A year after Wilmar came public,
bought its main competitor. That hammered Wilmar, but then it bounced to the high 20s (it came public at 11) on strong earnings. Soon after, however, it began a ratcheting down of revenue growth that made the growth hounds angry, as Home Depot hurt its growth considerably. Inevitably, the growth mutual funds threw this pristine maiden into the earnings blowup volcano, and it stumbled along for a couple of years in total oblivion.
It was trading around its offering price for most of 1999 until management and
Chase Capital Partners
recently decided to take it private at $18.25, a nice bump from where it was, but a nasty fall from where it had traded.
To which I say, yes, you bet, way to go. I want to cyber-high-five these guys. Because if I were running this business, I would do exactly the same thing. A few months after this deal closes, and long after the class-action attorneys have stopped paying attention, I would hire
and write that company a check to put this whole thing online, a la
. Six months, or a decent interval after the going-private announcement, I would bring Wilmar.com public. It will be a smash hit. A perfect dot-com. A
, maybe even a
These hard-working managers, who have seen fortunes made by lesser souls, will be able to hit the ball out of the park if they design the right site. They can cut back on staffing, beef up offerings and do it in a way that would make
And why shouldn't they? Why shouldn't anyone who has suffered through this miserable non-dot-com downturn seize this moment to recapitalize and take advantage of the market's high dot-com spirits?
Brilliant, gents. My hat is off to you. Well done. If you can't beat 'em, I say join 'em.

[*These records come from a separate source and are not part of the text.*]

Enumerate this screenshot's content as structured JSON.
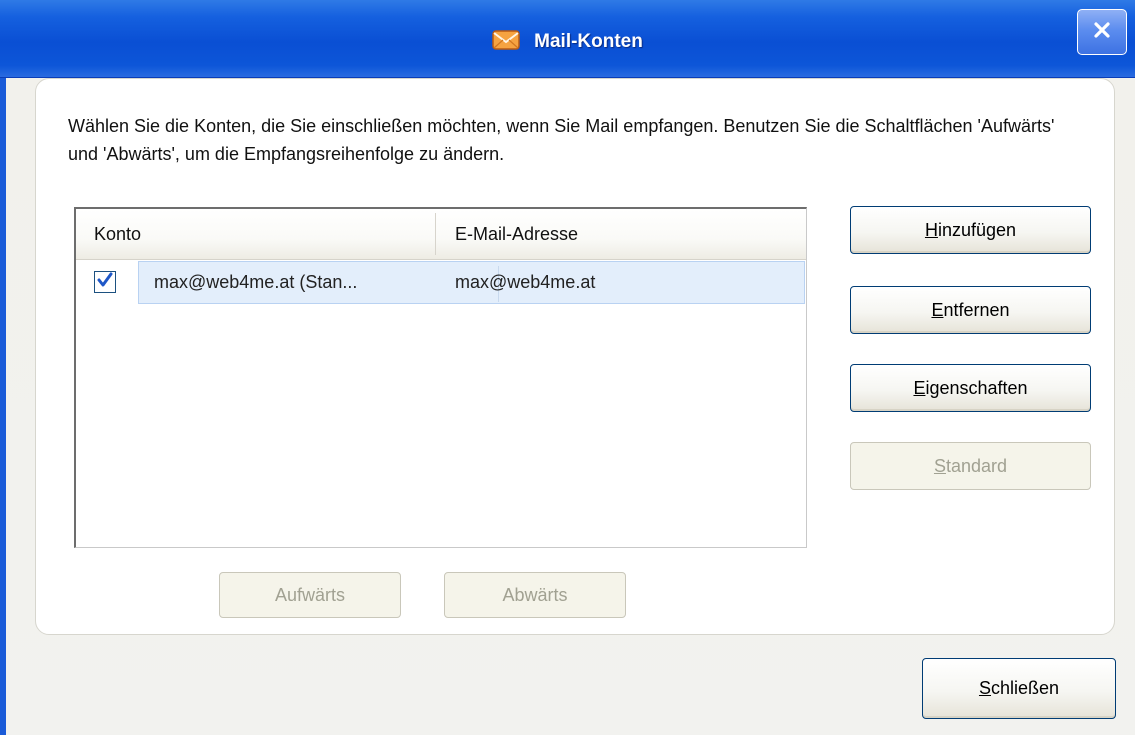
{
  "window": {
    "title": "Mail-Konten",
    "close_glyph": "×",
    "title_icon": "envelope-icon",
    "title_bar_color": "#0a4fd4",
    "accent_color": "#003c74"
  },
  "instruction": "Wählen Sie die Konten, die Sie einschließen möchten, wenn Sie Mail empfangen. Benutzen Sie die Schaltflächen 'Aufwärts' und 'Abwärts', um die Empfangsreihenfolge zu ändern.",
  "accounts_table": {
    "columns": [
      "Konto",
      "E-Mail-Adresse"
    ],
    "rows": [
      {
        "checked": true,
        "account": "max@web4me.at (Stan...",
        "email": "max@web4me.at"
      }
    ]
  },
  "buttons": {
    "add": {
      "mnemonic": "H",
      "rest": "inzufügen"
    },
    "remove": {
      "mnemonic": "E",
      "rest": "ntfernen"
    },
    "properties": {
      "mnemonic": "E",
      "rest": "igenschaften"
    },
    "standard": {
      "mnemonic": "S",
      "rest": "tandard",
      "disabled": true
    },
    "up": {
      "label": "Aufwärts",
      "disabled": true
    },
    "down": {
      "label": "Abwärts",
      "disabled": true
    },
    "close": {
      "mnemonic": "S",
      "rest": "chließen"
    }
  }
}
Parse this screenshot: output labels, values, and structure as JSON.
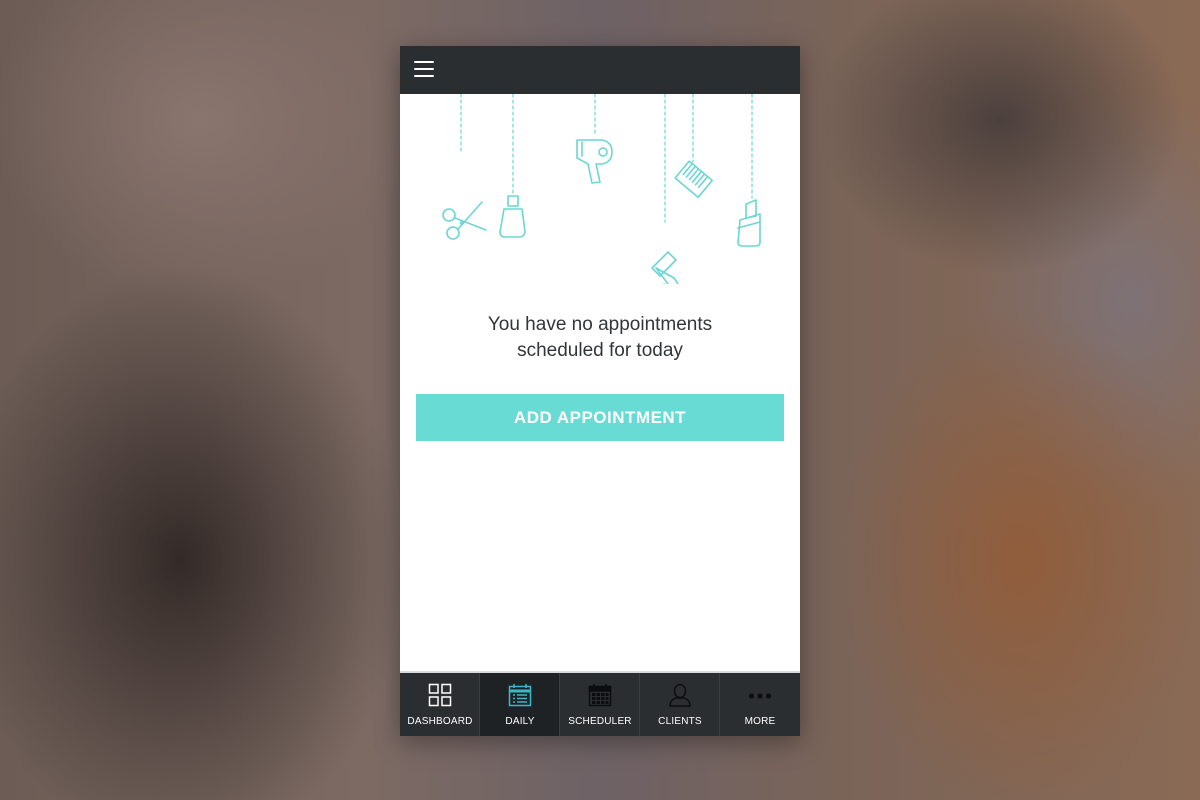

James J. Cramer is manager of a hedge fund and co-founder of TheStreet.com. At time of publication, his fund was long BroadVision. His fund often buys and sells securities that are the subject of his columns, both before and after the columns are published, and the positions that his fund takes may change at any time. Under no circumstances does the information in this column represent a recommendation to buy or sell stocks. Cramer's writings provide insights into the dynamics of money management and are not a solicitation for transactions. While he cannot provide investment advice or recommendations, he invites you to comment on his column at